He pointed out that the resignation requirement would level the playing field among elective and appointive officials like Cabinet members who are candidates. “It would prevent them from using their offices, public funds, and their influence to promote their candidacies,” Rodriguez said.

Rodriguez said his proposed reforms would force aspirants to take running for higher office seriously and to stop manipulating and mocking the electoral process.

“These would also make more people believe in the integrity of our elections,” he added.

Meanwhile, an election lawyer weighed in on the issue of political parties putting “placeholders,” or members filing candidacies with the intention to be substituted, similar to the 2015 move of PDP-Laban when they suddenly fielded Davao City Mayor Rodrigo Duterte.

According to Emil Marañon, an aspirant admitting he was merely a “placeholder” could be a ground for him to be considered as a “nuisance.”
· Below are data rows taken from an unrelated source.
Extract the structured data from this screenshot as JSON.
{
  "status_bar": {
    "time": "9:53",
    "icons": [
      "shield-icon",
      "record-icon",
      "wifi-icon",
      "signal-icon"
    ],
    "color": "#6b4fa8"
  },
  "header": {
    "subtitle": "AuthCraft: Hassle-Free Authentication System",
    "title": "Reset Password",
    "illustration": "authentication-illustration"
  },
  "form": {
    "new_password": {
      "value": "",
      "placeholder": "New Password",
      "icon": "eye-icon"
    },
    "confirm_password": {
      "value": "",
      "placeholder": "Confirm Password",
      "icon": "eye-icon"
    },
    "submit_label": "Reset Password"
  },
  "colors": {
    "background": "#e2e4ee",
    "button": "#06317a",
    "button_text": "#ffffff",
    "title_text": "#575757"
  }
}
“If you admit publicly that you are just a placeholder in that you yourself has (sic) no intention to run then actually you fit into the definition of a nuisance candidate,” said Marañon, who previously worked as chief of staff of then Commission on Elections (Comelec) chair Sixto Brillantes.
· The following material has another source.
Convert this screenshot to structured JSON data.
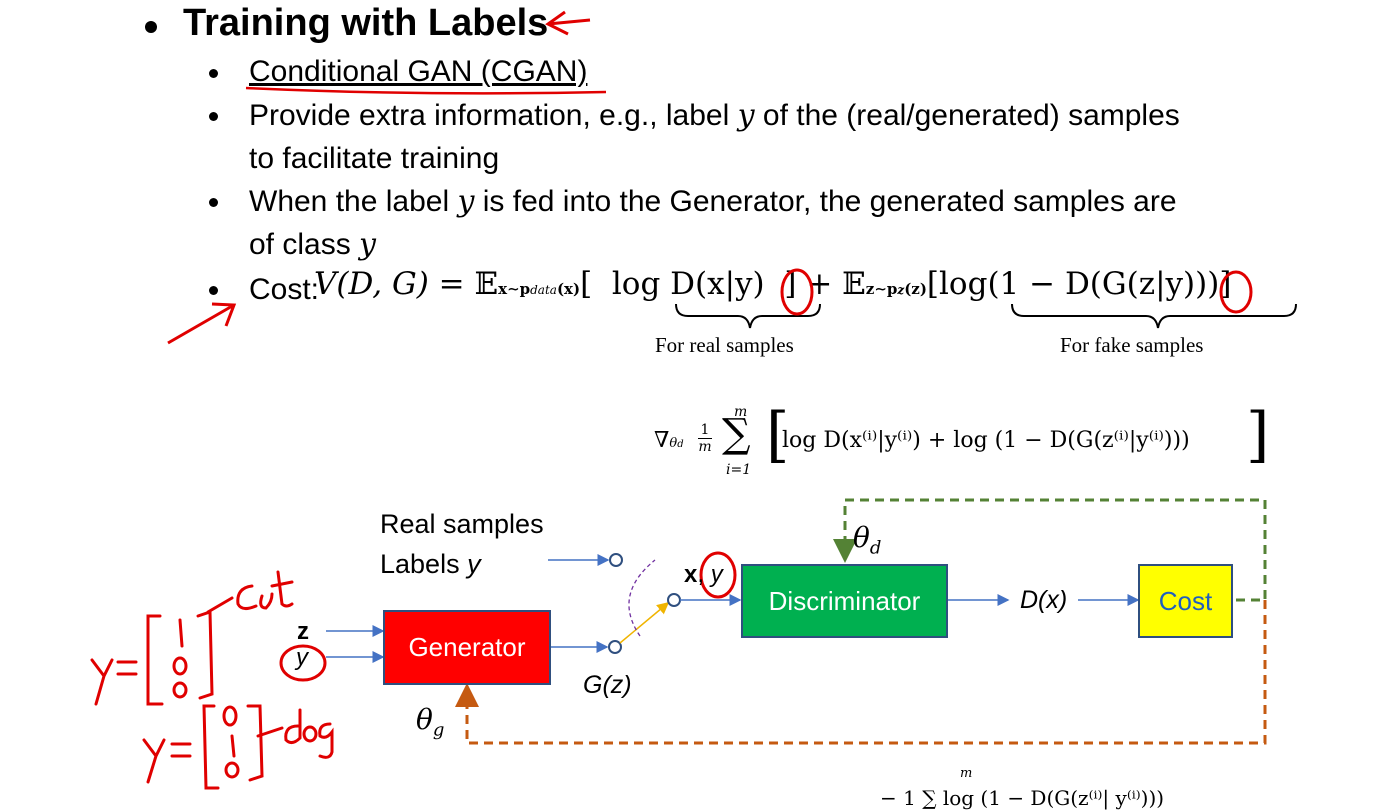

He told ABS-CBN News: “A nuisance candidate under the law means the person has no intention to join the elections but he is doing that for purposes such as making a mockery out of the election system. A petition can be filed against that person to be declared as a nuisance candidate whose certificate of candidacy is void from the beginning; that person declared as a nuisance candidate cannot be substituted.”

At the same time, election watchdog Legal Network for Truthful Elections (LENTE) hit political groups for seemingly using the November 15 substitution deadline set by Comelec as part of their political strategy.

While taking note of the provision in the Omnibus Election Code that allows substitution for candidates who will die, be disqualified, or withdraw from the race, LENTE Executive Director Rona Caritos pointed out that the filing of Certificates of Candidacy from October 1 to 8 also underlines the political parties’ seriousness and preparedness to field their most competent bets.

“If you’re a political party, you prepare for that, you plan. You don’t just field any candidate as a placeholder. So that’s not a good indication for the political party system in the Philippines because that means those with that kind of strategy don’t think through, don’t plan,” Caritos told ABS-CBN News.

Caritos made these observations days after Dela Rosa’s unexpected filing of his COC for the presidential derby, under the ruling PDP-Laban wing backed by President Rodrigo Duterte.

Dela Rosa, a former police general who has been a senator just since 2019, during interviews has been very vocal in expressing his readiness to withdraw from the presidential race in favor of Davao City Mayor Sara Duterte.

Asked about speculation that Duterte-Carpio will later run for president in his place, Dela Rosa was heard to have said, “E ‘di mas maganda (That would be good).”

Dela Rosa himself admitted that he was picked as the party’s presidential bet just two hours before the filing of candidacies closed on October 8.

Senate President Vicente Sotto III, who is running for vice president, meanwhile, said he saw some “abuse” by political groups of the period for substitution.

“The problem in the law is the third option which is “when a candidate withdraws. That is what is being abused. We should amend that and remove it completely. If you are not ready and unprepared, why are you running for public office?… subject to all kinds of abuses. It should be amended,” Sotto said in a text message.

We should stop making the electoral system a hoax. (ai/mtvn)

Leave a Reply